Excerpts from an interface dataset
[Start of section]
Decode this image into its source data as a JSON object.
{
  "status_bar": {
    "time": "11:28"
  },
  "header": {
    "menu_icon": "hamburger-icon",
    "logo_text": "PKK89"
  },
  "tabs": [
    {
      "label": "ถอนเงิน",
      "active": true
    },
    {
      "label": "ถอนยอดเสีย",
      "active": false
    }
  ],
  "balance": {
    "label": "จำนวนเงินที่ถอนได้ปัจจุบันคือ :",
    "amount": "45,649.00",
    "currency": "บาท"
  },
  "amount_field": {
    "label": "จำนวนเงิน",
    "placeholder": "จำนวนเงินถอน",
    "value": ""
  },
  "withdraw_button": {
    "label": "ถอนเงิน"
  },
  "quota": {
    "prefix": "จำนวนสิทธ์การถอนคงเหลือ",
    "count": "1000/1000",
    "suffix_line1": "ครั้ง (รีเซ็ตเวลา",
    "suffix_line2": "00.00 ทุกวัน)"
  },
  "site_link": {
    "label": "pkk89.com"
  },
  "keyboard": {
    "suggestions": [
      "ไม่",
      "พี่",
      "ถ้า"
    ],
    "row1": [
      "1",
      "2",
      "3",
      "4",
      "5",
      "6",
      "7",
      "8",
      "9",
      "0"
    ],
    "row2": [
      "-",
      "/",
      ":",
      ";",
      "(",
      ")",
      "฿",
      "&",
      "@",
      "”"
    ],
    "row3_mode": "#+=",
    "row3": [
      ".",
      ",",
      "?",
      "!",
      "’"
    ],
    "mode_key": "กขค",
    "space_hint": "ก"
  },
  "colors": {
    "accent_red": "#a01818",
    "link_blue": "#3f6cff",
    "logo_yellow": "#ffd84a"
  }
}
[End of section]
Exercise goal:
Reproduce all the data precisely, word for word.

Response:
Decode this image into its source data as a JSON object.
{
  "status_bar": {
    "time": "11:28"
  },
  "header": {
    "menu_icon": "hamburger-icon",
    "logo_text": "PKK89"
  },
  "tabs": [
    {
      "label": "ถอนเงิน",
      "active": true
    },
    {
      "label": "ถอนยอดเสีย",
      "active": false
    }
  ],
  "balance": {
    "label": "จำนวนเงินที่ถอนได้ปัจจุบันคือ :",
    "amount": "45,649.00",
    "currency": "บาท"
  },
  "amount_field": {
    "label": "จำนวนเงิน",
    "placeholder": "จำนวนเงินถอน",
    "value": ""
  },
  "withdraw_button": {
    "label": "ถอนเงิน"
  },
  "quota": {
    "prefix": "จำนวนสิทธ์การถอนคงเหลือ",
    "count": "1000/1000",
    "suffix_line1": "ครั้ง (รีเซ็ตเวลา",
    "suffix_line2": "00.00 ทุกวัน)"
  },
  "site_link": {
    "label": "pkk89.com"
  },
  "keyboard": {
    "suggestions": [
      "ไม่",
      "พี่",
      "ถ้า"
    ],
    "row1": [
      "1",
      "2",
      "3",
      "4",
      "5",
      "6",
      "7",
      "8",
      "9",
      "0"
    ],
    "row2": [
      "-",
      "/",
      ":",
      ";",
      "(",
      ")",
      "฿",
      "&",
      "@",
      "”"
    ],
    "row3_mode": "#+=",
    "row3": [
      ".",
      ",",
      "?",
      "!",
      "’"
    ],
    "mode_key": "กขค",
    "space_hint": "ก"
  },
  "colors": {
    "accent_red": "#a01818",
    "link_blue": "#3f6cff",
    "logo_yellow": "#ffd84a"
  }
}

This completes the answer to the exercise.